Yakima stands in 9th for 24-hour particle pollution and 21st for annual particle pollution out of more than 200 metropolitan areas. You now know that the winter months can be more brutal, and sure enough, in Yakima, the winter season can mean particle pollution with a concentration three times greater than it is in the summer.
What’s going on in Yakima that the air quality is so poor? Major contributing factors include mobile sources (like freight trucks and farm equipment), stationary sources (like processing plants and construction sites), and area sources (like wood burning and windblown dust).
Still, the poor air quality is more so due to Yakima’s geography and climate, as opposed to the aforementioned emissions. Temperature inversion is an issue here, similar to Fairbanks. Plus, Yakima is situated in a basin between mountains. Cold air gets further trapped and stays there until the weather patterns change.
4. Denver-Aurora, Colorado
Denver is known for its picturesque landscapes and dreamlike seasons. But it’s also ranked 7th for high ozone days, 26th for 24-hour particle pollution, and 31st for annual particle pollution.
Frustratingly, some of Denver’s air pollution is out of the city’s control. Smoke from California’s wildfires blows into the Denver area and gets trapped there. Intense pollution from cars and factories is also an issue. This pollution chemically reacts with direct sunlight, and it creates ground-level ozone. This further infuses the air with pollutants.
On the flip side, Colorado Springs has some of the cleanest air in the US.
5. Detroit-Warren-Ann Arbor, Michigan
Flint’s water quality is an ongoing concern, but that’s not all. Detroit and its surrounding cities rank 24th for high ozone days, 34th for 24-hour particle pollution, and 16th for annual particle pollution. The Motor City continues to battle poor air quality due to its concentration of heavy industrial facilities, coal-powered plants, and transportation corridors.

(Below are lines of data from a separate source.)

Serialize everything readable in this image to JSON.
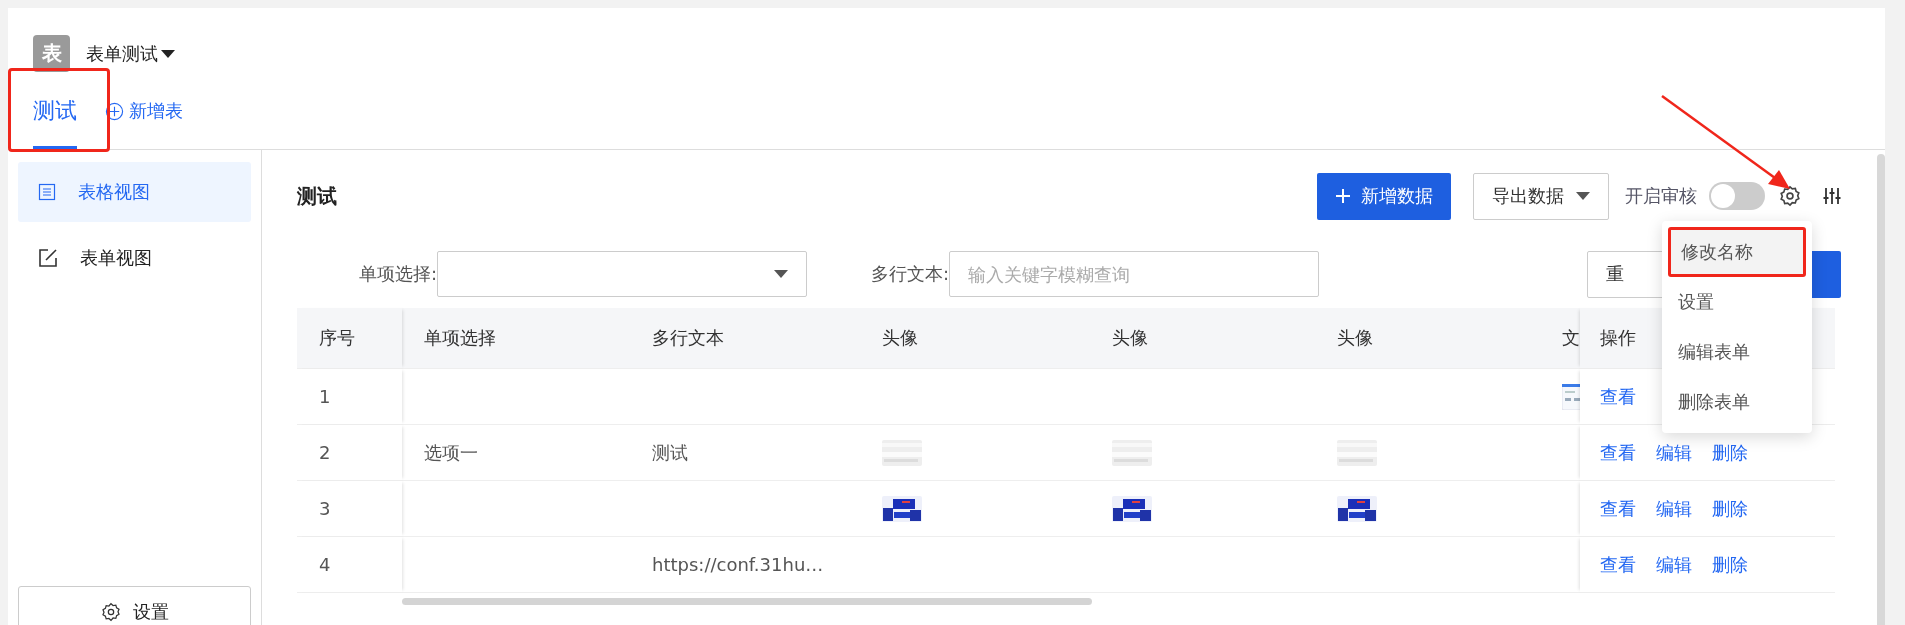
{
  "app": {
    "logo": "表",
    "title": "表单测试"
  },
  "tabs": [
    {
      "label": "测试",
      "selected": true,
      "highlighted": true
    }
  ],
  "add_table": "新增表",
  "sidebar": {
    "items": [
      {
        "label": "表格视图",
        "kind": "list",
        "selected": true
      },
      {
        "label": "表单视图",
        "kind": "edit",
        "selected": false
      }
    ],
    "settings": "设置"
  },
  "page_title": "测试",
  "toolbar": {
    "add": "新增数据",
    "export": "导出数据",
    "review_label": "开启审核",
    "review_on": false,
    "settings_pointed": true
  },
  "menu": [
    {
      "label": "修改名称",
      "hovered": true,
      "highlighted": true
    },
    {
      "label": "设置",
      "hovered": false,
      "highlighted": false
    },
    {
      "label": "编辑表单",
      "hovered": false,
      "highlighted": false
    },
    {
      "label": "删除表单",
      "hovered": false,
      "highlighted": false
    }
  ],
  "filters": [
    {
      "label": "单项选择:",
      "kind": "select"
    },
    {
      "label": "多行文本:",
      "kind": "text",
      "placeholder": "输入关键字模糊查询"
    }
  ],
  "reset": "重",
  "table": {
    "columns": [
      "序号",
      "单项选择",
      "多行文本",
      "头像",
      "头像",
      "头像",
      "文",
      "操作"
    ],
    "rows": [
      {
        "cells": [
          {
            "kind": "text",
            "text": "1"
          },
          {
            "kind": "empty"
          },
          {
            "kind": "empty"
          },
          {
            "kind": "empty"
          },
          {
            "kind": "empty"
          },
          {
            "kind": "empty"
          },
          {
            "kind": "picture"
          }
        ],
        "actions": [
          "查看"
        ]
      },
      {
        "cells": [
          {
            "kind": "text",
            "text": "2"
          },
          {
            "kind": "text",
            "text": "选项一"
          },
          {
            "kind": "text",
            "text": "测试"
          },
          {
            "kind": "picture"
          },
          {
            "kind": "picture"
          },
          {
            "kind": "picture"
          },
          {
            "kind": "empty"
          }
        ],
        "actions": [
          "查看",
          "编辑",
          "删除"
        ]
      },
      {
        "cells": [
          {
            "kind": "text",
            "text": "3"
          },
          {
            "kind": "empty"
          },
          {
            "kind": "empty"
          },
          {
            "kind": "picture"
          },
          {
            "kind": "picture"
          },
          {
            "kind": "picture"
          },
          {
            "kind": "empty"
          }
        ],
        "actions": [
          "查看",
          "编辑",
          "删除"
        ]
      },
      {
        "cells": [
          {
            "kind": "text",
            "text": "4"
          },
          {
            "kind": "empty"
          },
          {
            "kind": "text",
            "text": "https://conf.31hu…"
          },
          {
            "kind": "empty"
          },
          {
            "kind": "empty"
          },
          {
            "kind": "empty"
          },
          {
            "kind": "empty"
          }
        ],
        "actions": [
          "查看",
          "编辑",
          "删除"
        ]
      }
    ]
  }
}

In particular, two coal-fired power plants are some of the biggest culprits. They’re some of the heaviest producers of sulfur dioxide (SO2), releasing a combined 34,000 tons of SO2 into the breathing air.
When it comes to Detroit, we’re also looking at contributors like an oil refinery, wastewater treatment plant, steel mill, three high-traffic highways, and a six-lane bridge. Each of these alone is enough to cause damage. Combined, the results are far worse.
Air Problems are Everyone’s Problem
You might be thinking, “Okay… and?” It helps to look at the impact that poor air quality has on an individual’s health.
Air quality affects health in a number of ways. Poor air quality can lead to upper respiratory diseases and issues, including:
- Lung irritation.
- Lung cancer.
- Heart attack.
- Premature death.
- A runny nose.
- A dry or sore throat.
- Chest discomfort.
If you have asthma, you’re even more susceptible to the ramifications of poor air quality. Current or former smokers, the elderly, infants and children, and pregnant women also need to be extra cautious.
It’s easy to dismiss these concerns since you often can’t see air pollution. But the dangers are real. And while seeing positive changes in outdoor air quality requires big adjustments from all of us (especially businesses and policymakers), you have much more control when it comes to the air you breathe indoors.
On average, Americans spend roughly 90% of their day indoors. And inside, the concentration of certain pollutants can be two to five times higher than it is outside. You can protect yourself and your loved ones from these dangers with some simple but powerful lifestyle changes:
- Clean your home regularly, and more frequently if you have pets. This can help prevent dust mites, fur, and dander from building up.
- Check the current air quality in your area with AirNow.gov. If it’s bad, try to stay inside and keep the windows closed.
- Use a high-quality air purifier with a medical-grade HEPA 13 filter to trap pollutants, bacteria, and viruses.
The air quality will never be perfect, but when you’re in the safety of the indoors, you have more say over the air you breathe. Shop with Sans today and feel the difference.